She knows what the Hatch Act says. She's a smart person. And she is just keeping on doing it to see what they can do. And it is part of this lawlessness that you see in the Trump administration.

At the very least -- a wiseman once said this -- we should have a president that can obey the law, that can tell the truth, and try to keep the peace. And if you look at the events of that week, that is not happening. I think that's a minimum that you should expect from the president of the United States.

CAMEROTA: Senator Amy Klobuchar, thank you --

KLOBUCHAR: Thank you. CAMEROTA: -- very much. Great to have you here.

KLOBUCHAR: Thank you very much.

BERMAN: Thanks, Senator.

CAMEROTA: All right. The Founding Fathers are rolling over in their graves. President Trump says he would accept foreign assistance all over again. That's something that they warned specifically against. Just how specifically?


CAMEROTA: Wait until you see.

BERMAN: Wicked.

CAMEROTA: Just wait until you see.

BERMAN: They're from Boston. They all are.

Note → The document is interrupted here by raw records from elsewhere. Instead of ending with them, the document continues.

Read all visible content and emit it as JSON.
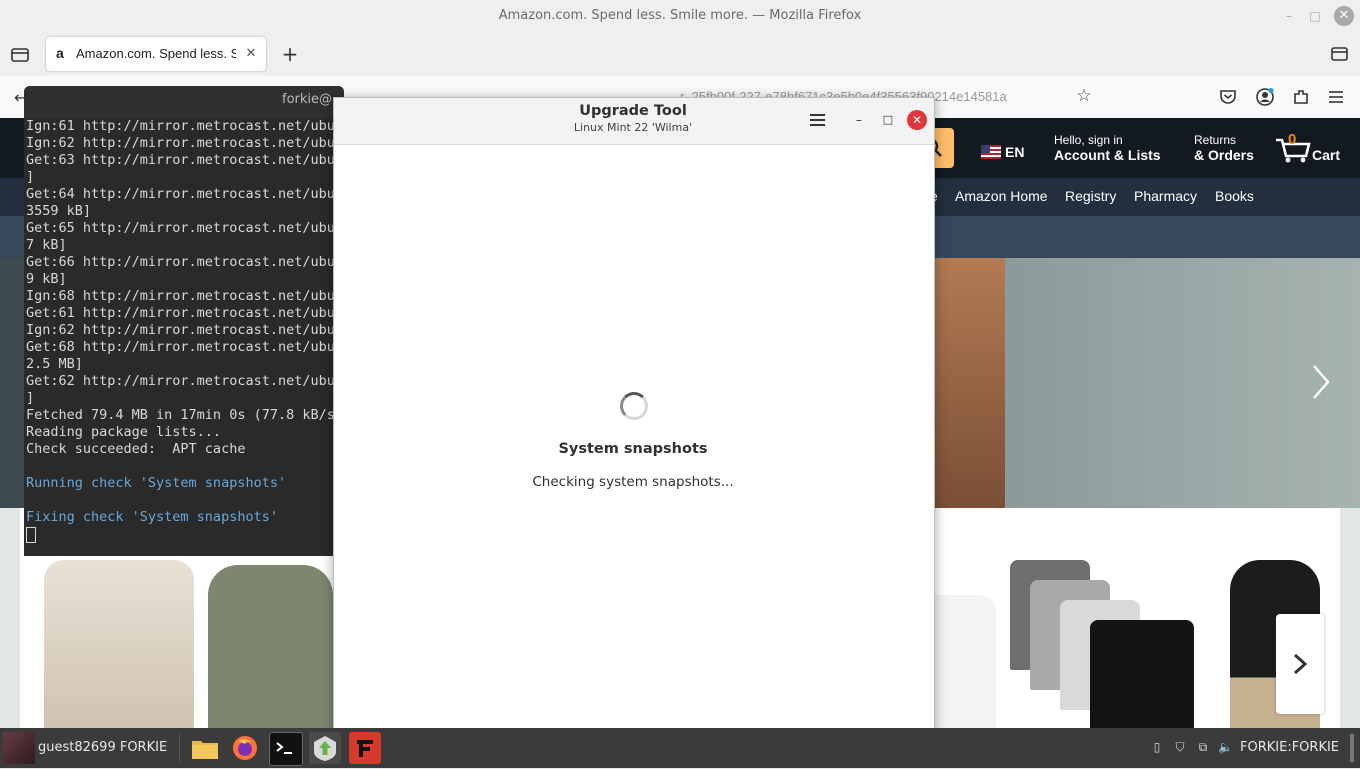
{
  "firefox": {
    "window_title": "Amazon.com. Spend less. Smile more. — Mozilla Firefox",
    "tab_label": "Amazon.com. Spend less. Sr",
    "tab_favicon": "a",
    "url_fragment": "r_25fb00f-227-e78bf671c3e5b0e4f35563f90214e14581a",
    "minimize": "–",
    "maximize": "□",
    "close": "✕"
  },
  "amazon": {
    "language": "EN",
    "account_hello": "Hello, sign in",
    "account_lists": "Account & Lists",
    "returns": "Returns",
    "orders": "& Orders",
    "cart_count": "0",
    "cart_label": "Cart",
    "nav_partial": "e",
    "nav_items": [
      "Amazon Home",
      "Registry",
      "Pharmacy",
      "Books"
    ],
    "colors": {
      "header": "#131921",
      "nav": "#232f3e",
      "search": "#febd69",
      "cart_count": "#f08804"
    }
  },
  "terminal": {
    "title": "forkie@",
    "lines": [
      "Ign:61 http://mirror.metrocast.net/ubur",
      "Ign:62 http://mirror.metrocast.net/ubur",
      "Get:63 http://mirror.metrocast.net/ubur",
      "]",
      "Get:64 http://mirror.metrocast.net/ubur",
      "3559 kB]",
      "Get:65 http://mirror.metrocast.net/ubur",
      "7 kB]",
      "Get:66 http://mirror.metrocast.net/ubur",
      "9 kB]",
      "Ign:68 http://mirror.metrocast.net/ubur",
      "Get:61 http://mirror.metrocast.net/ubur",
      "Ign:62 http://mirror.metrocast.net/ubur",
      "Get:68 http://mirror.metrocast.net/ubur",
      "2.5 MB]",
      "Get:62 http://mirror.metrocast.net/ubur",
      "]",
      "Fetched 79.4 MB in 17min 0s (77.8 kB/s",
      "Reading package lists...",
      "Check succeeded:  APT cache",
      "",
      "Running check 'System snapshots'",
      "",
      "Fixing check 'System snapshots'"
    ]
  },
  "upgrade_tool": {
    "title": "Upgrade Tool",
    "subtitle": "Linux Mint 22 'Wilma'",
    "minimize": "–",
    "maximize": "□",
    "close": "✕",
    "step_title": "System snapshots",
    "step_status": "Checking system snapshots..."
  },
  "taskbar": {
    "user_label": "guest82699 FORKIE",
    "tray_user": "FORKIE:FORKIE",
    "apps": [
      "files-icon",
      "firefox-icon",
      "terminal-icon",
      "mintupdate-icon",
      "fortigate-icon"
    ]
  }
}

It was wicked specifically.

CAMEROTA: Wait until you see this.

BERMAN: Wicked specifically.

CAMEROTA: A "Reality Check."